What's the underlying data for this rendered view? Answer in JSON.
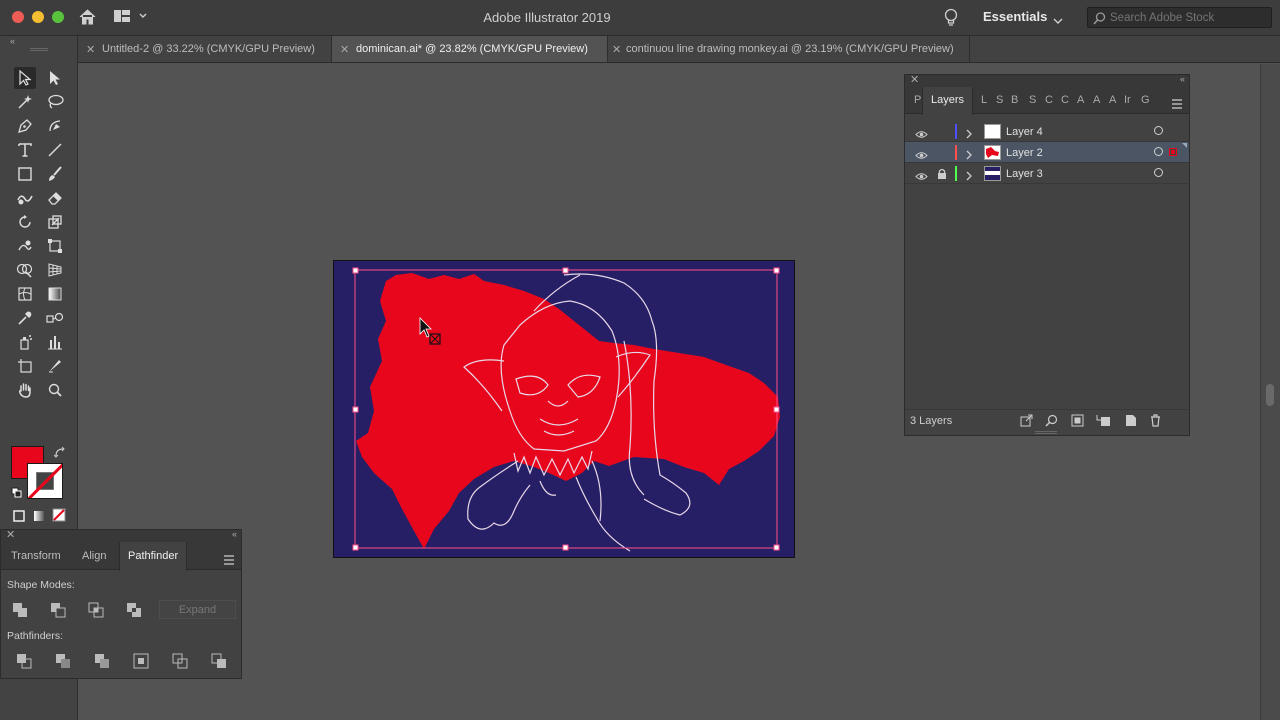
{
  "app": {
    "title": "Adobe Illustrator 2019",
    "workspace": "Essentials",
    "search_placeholder": "Search Adobe Stock"
  },
  "tabs": [
    {
      "label": "Untitled-2 @ 33.22% (CMYK/GPU Preview)",
      "active": false
    },
    {
      "label": "dominican.ai* @ 23.82% (CMYK/GPU Preview)",
      "active": true
    },
    {
      "label": "continuou line drawing monkey.ai @ 23.19% (CMYK/GPU Preview)",
      "active": false
    }
  ],
  "toolbar": {
    "tools": [
      "selection-tool",
      "direct-selection-tool",
      "magic-wand-tool",
      "lasso-tool",
      "pen-tool",
      "curvature-tool",
      "type-tool",
      "line-segment-tool",
      "rectangle-tool",
      "paintbrush-tool",
      "shaper-tool",
      "eraser-tool",
      "rotate-tool",
      "scale-tool",
      "warp-tool",
      "free-transform-tool",
      "shape-builder-tool",
      "perspective-grid-tool",
      "mesh-tool",
      "gradient-tool",
      "eyedropper-tool",
      "blend-tool",
      "symbol-sprayer-tool",
      "column-graph-tool",
      "artboard-tool",
      "slice-tool",
      "hand-tool",
      "zoom-tool"
    ],
    "fill_color": "#e8061d",
    "stroke_color": "none"
  },
  "layers_panel": {
    "tabs": [
      "P",
      "Layers",
      "L",
      "S",
      "B",
      "S",
      "C",
      "C",
      "A",
      "A",
      "A",
      "Ir",
      "G"
    ],
    "active_tab": "Layers",
    "layers": [
      {
        "name": "Layer 4",
        "color": "#4f4fff",
        "visible": true,
        "locked": false,
        "selected": false
      },
      {
        "name": "Layer 2",
        "color": "#ff4f4f",
        "visible": true,
        "locked": false,
        "selected": true
      },
      {
        "name": "Layer 3",
        "color": "#4fff4f",
        "visible": true,
        "locked": true,
        "selected": false
      }
    ],
    "count_label": "3 Layers"
  },
  "pathfinder_panel": {
    "tabs": [
      "Transform",
      "Align",
      "Pathfinder"
    ],
    "active_tab": "Pathfinder",
    "shape_modes_label": "Shape Modes:",
    "expand_label": "Expand",
    "pathfinders_label": "Pathfinders:"
  },
  "colors": {
    "artboard_bg": "#261f66",
    "map_fill": "#e8061d",
    "line_art": "#d9d4ff",
    "selection": "#ff4f8a"
  }
}
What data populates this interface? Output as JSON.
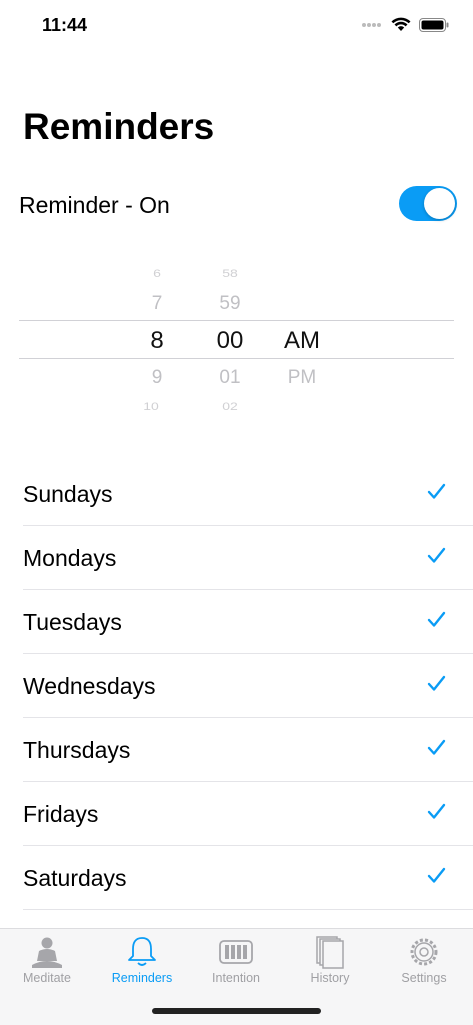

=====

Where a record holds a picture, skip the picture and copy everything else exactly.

What's the underlying data for this rendered view? Answer in JSON.
{
  "app": {
    "title": "Adobe Illustrator 2019",
    "workspace": "Essentials",
    "search_placeholder": "Search Adobe Stock"
  },
  "tabs": [
    {
      "label": "Untitled-2 @ 33.22% (CMYK/GPU Preview)",
      "active": false
    },
    {
      "label": "dominican.ai* @ 23.82% (CMYK/GPU Preview)",
      "active": true
    },
    {
      "label": "continuou line drawing monkey.ai @ 23.19% (CMYK/GPU Preview)",
      "active": false
    }
  ],
  "toolbar": {
    "tools": [
      "selection-tool",
      "direct-selection-tool",
      "magic-wand-tool",
      "lasso-tool",
      "pen-tool",
      "curvature-tool",
      "type-tool",
      "line-segment-tool",
      "rectangle-tool",
      "paintbrush-tool",
      "shaper-tool",
      "eraser-tool",
      "rotate-tool",
      "scale-tool",
      "warp-tool",
      "free-transform-tool",
      "shape-builder-tool",
      "perspective-grid-tool",
      "mesh-tool",
      "gradient-tool",
      "eyedropper-tool",
      "blend-tool",
      "symbol-sprayer-tool",
      "column-graph-tool",
      "artboard-tool",
      "slice-tool",
      "hand-tool",
      "zoom-tool"
    ],
    "fill_color": "#e8061d",
    "stroke_color": "none"
  },
  "layers_panel": {
    "tabs": [
      "P",
      "Layers",
      "L",
      "S",
      "B",
      "S",
      "C",
      "C",
      "A",
      "A",
      "A",
      "Ir",
      "G"
    ],
    "active_tab": "Layers",
    "layers": [
      {
        "name": "Layer 4",
        "color": "#4f4fff",
        "visible": true,
        "locked": false,
        "selected": false
      },
      {
        "name": "Layer 2",
        "color": "#ff4f4f",
        "visible": true,
        "locked": false,
        "selected": true
      },
      {
        "name": "Layer 3",
        "color": "#4fff4f",
        "visible": true,
        "locked": true,
        "selected": false
      }
    ],
    "count_label": "3 Layers"
  },
  "pathfinder_panel": {
    "tabs": [
      "Transform",
      "Align",
      "Pathfinder"
    ],
    "active_tab": "Pathfinder",
    "shape_modes_label": "Shape Modes:",
    "expand_label": "Expand",
    "pathfinders_label": "Pathfinders:"
  },
  "colors": {
    "artboard_bg": "#261f66",
    "map_fill": "#e8061d",
    "line_art": "#d9d4ff",
    "selection": "#ff4f8a"
  }
}
What data populates this interface? Output as JSON.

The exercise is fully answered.